### Exercise inputs

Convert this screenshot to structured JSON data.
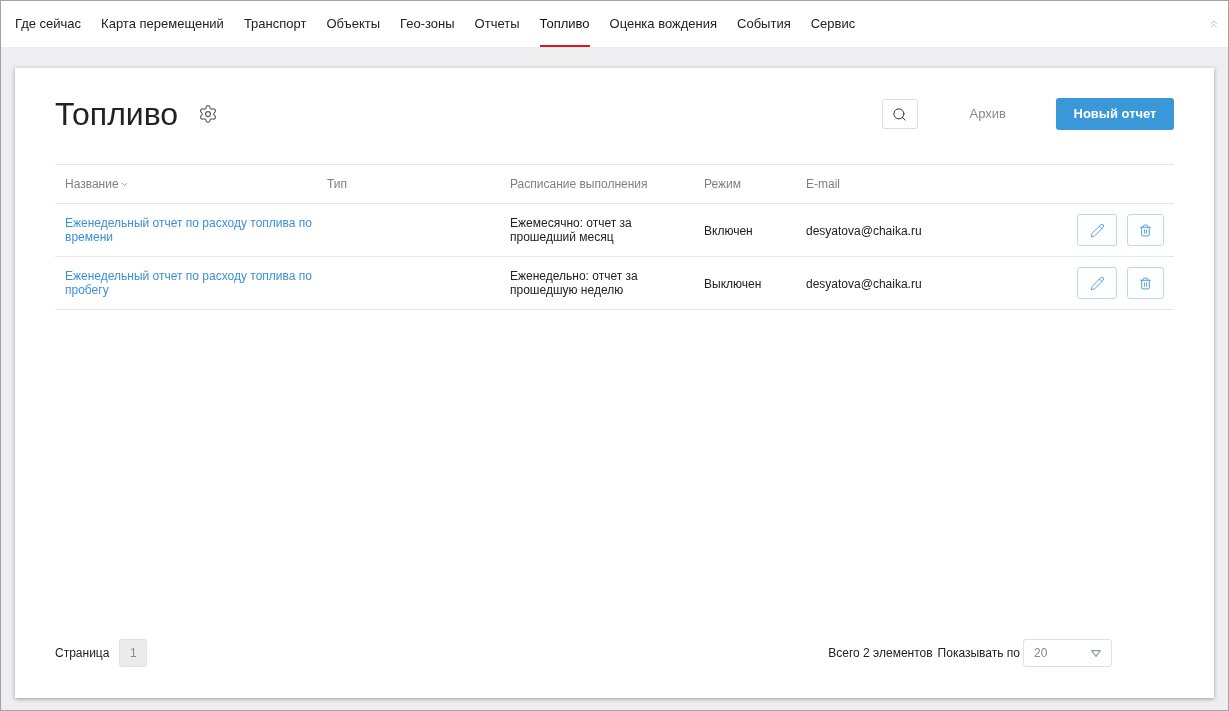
{
  "nav": {
    "tabs": [
      {
        "label": "Где сейчас",
        "selected": false
      },
      {
        "label": "Карта перемещений",
        "selected": false
      },
      {
        "label": "Транспорт",
        "selected": false
      },
      {
        "label": "Объекты",
        "selected": false
      },
      {
        "label": "Гео-зоны",
        "selected": false
      },
      {
        "label": "Отчеты",
        "selected": false
      },
      {
        "label": "Топливо",
        "selected": true
      },
      {
        "label": "Оценка вождения",
        "selected": false
      },
      {
        "label": "События",
        "selected": false
      },
      {
        "label": "Сервис",
        "selected": false
      }
    ]
  },
  "header": {
    "title": "Топливо",
    "archive_link": "Архив",
    "new_button": "Новый отчет"
  },
  "table": {
    "columns": [
      {
        "label": "Название",
        "sorted": true
      },
      {
        "label": "Тип",
        "sorted": false
      },
      {
        "label": "Расписание выполнения",
        "sorted": false
      },
      {
        "label": "Режим",
        "sorted": false
      },
      {
        "label": "E-mail",
        "sorted": false
      }
    ],
    "rows": [
      {
        "name": "Еженедельный отчет по расходу топлива по времени",
        "schedule": "Ежемесячно: отчет за прошедший месяц",
        "mode": "Включен",
        "email": "desyatova@chaika.ru"
      },
      {
        "name": "Еженедельный отчет по расходу топлива по пробегу",
        "schedule": "Еженедельно: отчет за прошедшую неделю",
        "mode": "Выключен",
        "email": "desyatova@chaika.ru"
      }
    ]
  },
  "footer": {
    "page_label": "Страница",
    "pages": [
      {
        "label": "1",
        "selected": true
      }
    ],
    "total": "Всего 2 элементов",
    "page_size_label": "Показывать по",
    "page_size": "20"
  }
}
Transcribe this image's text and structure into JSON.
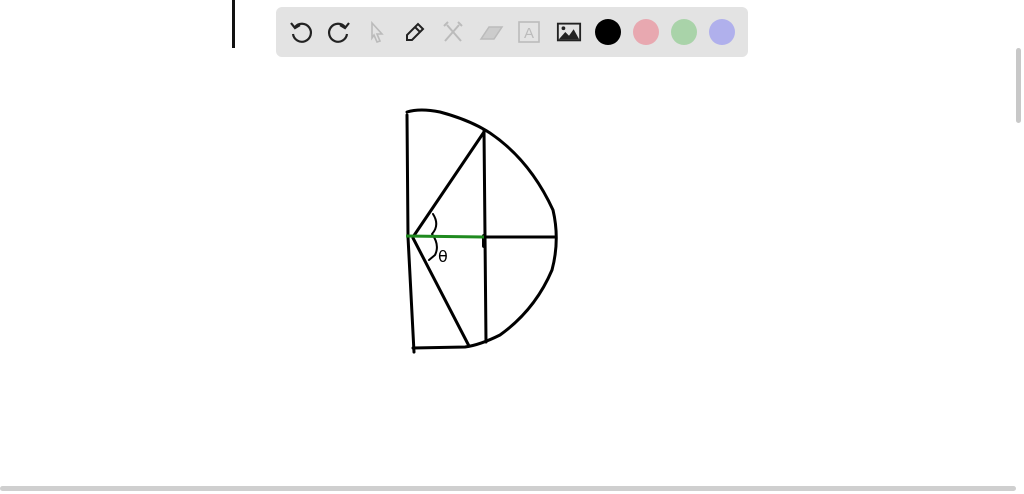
{
  "toolbar": {
    "tools": [
      {
        "name": "undo-icon",
        "enabled": true
      },
      {
        "name": "redo-icon",
        "enabled": true
      },
      {
        "name": "select-pointer-icon",
        "enabled": false
      },
      {
        "name": "pen-icon",
        "enabled": true
      },
      {
        "name": "tools-icon",
        "enabled": false
      },
      {
        "name": "eraser-icon",
        "enabled": false
      },
      {
        "name": "text-icon",
        "enabled": false,
        "label": "A"
      },
      {
        "name": "image-icon",
        "enabled": true
      }
    ],
    "colors": [
      "#000000",
      "#e8a8b0",
      "#a9d3a9",
      "#b0b0ec"
    ]
  },
  "drawing": {
    "angle_label": "θ",
    "stroke_color": "#000000",
    "highlight_color": "#1f8a1f"
  }
}
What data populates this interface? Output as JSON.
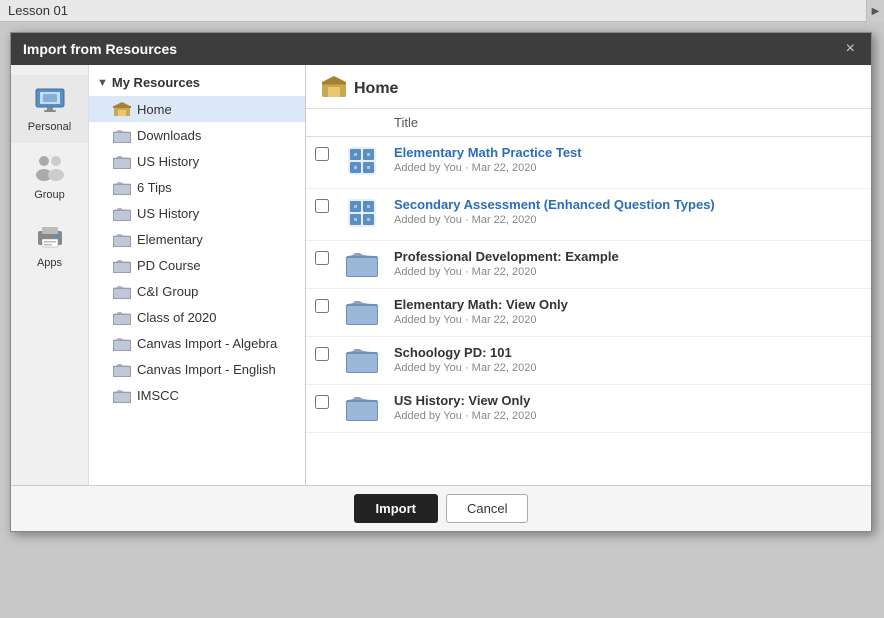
{
  "lesson_bar": {
    "title": "Lesson 01"
  },
  "modal": {
    "title": "Import from Resources",
    "close_label": "×"
  },
  "icon_sidebar": {
    "items": [
      {
        "id": "personal",
        "label": "Personal",
        "active": true
      },
      {
        "id": "group",
        "label": "Group",
        "active": false
      },
      {
        "id": "apps",
        "label": "Apps",
        "active": false
      }
    ]
  },
  "tree": {
    "root_label": "My Resources",
    "items": [
      {
        "id": "home",
        "label": "Home",
        "type": "home",
        "active": true
      },
      {
        "id": "downloads",
        "label": "Downloads",
        "type": "folder"
      },
      {
        "id": "us-history-1",
        "label": "US History",
        "type": "folder"
      },
      {
        "id": "6-tips",
        "label": "6 Tips",
        "type": "folder"
      },
      {
        "id": "us-history-2",
        "label": "US History",
        "type": "folder"
      },
      {
        "id": "elementary",
        "label": "Elementary",
        "type": "folder"
      },
      {
        "id": "pd-course",
        "label": "PD Course",
        "type": "folder"
      },
      {
        "id": "ci-group",
        "label": "C&I Group",
        "type": "folder"
      },
      {
        "id": "class-2020",
        "label": "Class of 2020",
        "type": "folder"
      },
      {
        "id": "canvas-algebra",
        "label": "Canvas Import - Algebra",
        "type": "folder"
      },
      {
        "id": "canvas-english",
        "label": "Canvas Import - English",
        "type": "folder"
      },
      {
        "id": "imscc",
        "label": "IMSCC",
        "type": "folder"
      }
    ]
  },
  "content": {
    "header": "Home",
    "column_title": "Title",
    "resources": [
      {
        "id": "r1",
        "title": "Elementary Math Practice Test",
        "meta": "Added by You · Mar 22, 2020",
        "type": "puzzle",
        "checked": false
      },
      {
        "id": "r2",
        "title": "Secondary Assessment (Enhanced Question Types)",
        "meta": "Added by You · Mar 22, 2020",
        "type": "puzzle",
        "checked": false
      },
      {
        "id": "r3",
        "title": "Professional Development: Example",
        "meta": "Added by You · Mar 22, 2020",
        "type": "folder",
        "checked": false
      },
      {
        "id": "r4",
        "title": "Elementary Math: View Only",
        "meta": "Added by You · Mar 22, 2020",
        "type": "folder",
        "checked": false
      },
      {
        "id": "r5",
        "title": "Schoology PD: 101",
        "meta": "Added by You · Mar 22, 2020",
        "type": "folder",
        "checked": false
      },
      {
        "id": "r6",
        "title": "US History: View Only",
        "meta": "Added by You · Mar 22, 2020",
        "type": "folder",
        "checked": false
      }
    ]
  },
  "footer": {
    "import_label": "Import",
    "cancel_label": "Cancel"
  },
  "colors": {
    "accent_blue": "#2a6ebb",
    "header_bg": "#3d3d3d",
    "active_row": "#dce8f8"
  }
}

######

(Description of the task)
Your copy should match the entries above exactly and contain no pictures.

(Answer box)
Convert this screenshot to structured JSON data.
{
  "nav": {
    "tabs": [
      {
        "label": "Где сейчас",
        "selected": false
      },
      {
        "label": "Карта перемещений",
        "selected": false
      },
      {
        "label": "Транспорт",
        "selected": false
      },
      {
        "label": "Объекты",
        "selected": false
      },
      {
        "label": "Гео-зоны",
        "selected": false
      },
      {
        "label": "Отчеты",
        "selected": false
      },
      {
        "label": "Топливо",
        "selected": true
      },
      {
        "label": "Оценка вождения",
        "selected": false
      },
      {
        "label": "События",
        "selected": false
      },
      {
        "label": "Сервис",
        "selected": false
      }
    ]
  },
  "header": {
    "title": "Топливо",
    "archive_link": "Архив",
    "new_button": "Новый отчет"
  },
  "table": {
    "columns": [
      {
        "label": "Название",
        "sorted": true
      },
      {
        "label": "Тип",
        "sorted": false
      },
      {
        "label": "Расписание выполнения",
        "sorted": false
      },
      {
        "label": "Режим",
        "sorted": false
      },
      {
        "label": "E-mail",
        "sorted": false
      }
    ],
    "rows": [
      {
        "name": "Еженедельный отчет по расходу топлива по времени",
        "schedule": "Ежемесячно: отчет за прошедший месяц",
        "mode": "Включен",
        "email": "desyatova@chaika.ru"
      },
      {
        "name": "Еженедельный отчет по расходу топлива по пробегу",
        "schedule": "Еженедельно: отчет за прошедшую неделю",
        "mode": "Выключен",
        "email": "desyatova@chaika.ru"
      }
    ]
  },
  "footer": {
    "page_label": "Страница",
    "pages": [
      {
        "label": "1",
        "selected": true
      }
    ],
    "total": "Всего 2 элементов",
    "page_size_label": "Показывать по",
    "page_size": "20"
  }
}
Transcribe this image's text and structure into JSON.
{
  "toolbar": {
    "tools": [
      {
        "name": "undo-icon",
        "enabled": true
      },
      {
        "name": "redo-icon",
        "enabled": true
      },
      {
        "name": "select-pointer-icon",
        "enabled": false
      },
      {
        "name": "pen-icon",
        "enabled": true
      },
      {
        "name": "tools-icon",
        "enabled": false
      },
      {
        "name": "eraser-icon",
        "enabled": false
      },
      {
        "name": "text-icon",
        "enabled": false,
        "label": "A"
      },
      {
        "name": "image-icon",
        "enabled": true
      }
    ],
    "colors": [
      "#000000",
      "#e8a8b0",
      "#a9d3a9",
      "#b0b0ec"
    ]
  },
  "drawing": {
    "angle_label": "θ",
    "stroke_color": "#000000",
    "highlight_color": "#1f8a1f"
  }
}
What data populates this interface? Output as JSON.
{
  "lesson_bar": {
    "title": "Lesson 01"
  },
  "modal": {
    "title": "Import from Resources",
    "close_label": "×"
  },
  "icon_sidebar": {
    "items": [
      {
        "id": "personal",
        "label": "Personal",
        "active": true
      },
      {
        "id": "group",
        "label": "Group",
        "active": false
      },
      {
        "id": "apps",
        "label": "Apps",
        "active": false
      }
    ]
  },
  "tree": {
    "root_label": "My Resources",
    "items": [
      {
        "id": "home",
        "label": "Home",
        "type": "home",
        "active": true
      },
      {
        "id": "downloads",
        "label": "Downloads",
        "type": "folder"
      },
      {
        "id": "us-history-1",
        "label": "US History",
        "type": "folder"
      },
      {
        "id": "6-tips",
        "label": "6 Tips",
        "type": "folder"
      },
      {
        "id": "us-history-2",
        "label": "US History",
        "type": "folder"
      },
      {
        "id": "elementary",
        "label": "Elementary",
        "type": "folder"
      },
      {
        "id": "pd-course",
        "label": "PD Course",
        "type": "folder"
      },
      {
        "id": "ci-group",
        "label": "C&I Group",
        "type": "folder"
      },
      {
        "id": "class-2020",
        "label": "Class of 2020",
        "type": "folder"
      },
      {
        "id": "canvas-algebra",
        "label": "Canvas Import - Algebra",
        "type": "folder"
      },
      {
        "id": "canvas-english",
        "label": "Canvas Import - English",
        "type": "folder"
      },
      {
        "id": "imscc",
        "label": "IMSCC",
        "type": "folder"
      }
    ]
  },
  "content": {
    "header": "Home",
    "column_title": "Title",
    "resources": [
      {
        "id": "r1",
        "title": "Elementary Math Practice Test",
        "meta": "Added by You · Mar 22, 2020",
        "type": "puzzle",
        "checked": false
      },
      {
        "id": "r2",
        "title": "Secondary Assessment (Enhanced Question Types)",
        "meta": "Added by You · Mar 22, 2020",
        "type": "puzzle",
        "checked": false
      },
      {
        "id": "r3",
        "title": "Professional Development: Example",
        "meta": "Added by You · Mar 22, 2020",
        "type": "folder",
        "checked": false
      },
      {
        "id": "r4",
        "title": "Elementary Math: View Only",
        "meta": "Added by You · Mar 22, 2020",
        "type": "folder",
        "checked": false
      },
      {
        "id": "r5",
        "title": "Schoology PD: 101",
        "meta": "Added by You · Mar 22, 2020",
        "type": "folder",
        "checked": false
      },
      {
        "id": "r6",
        "title": "US History: View Only",
        "meta": "Added by You · Mar 22, 2020",
        "type": "folder",
        "checked": false
      }
    ]
  },
  "footer": {
    "import_label": "Import",
    "cancel_label": "Cancel"
  },
  "colors": {
    "accent_blue": "#2a6ebb",
    "header_bg": "#3d3d3d",
    "active_row": "#dce8f8"
  }
}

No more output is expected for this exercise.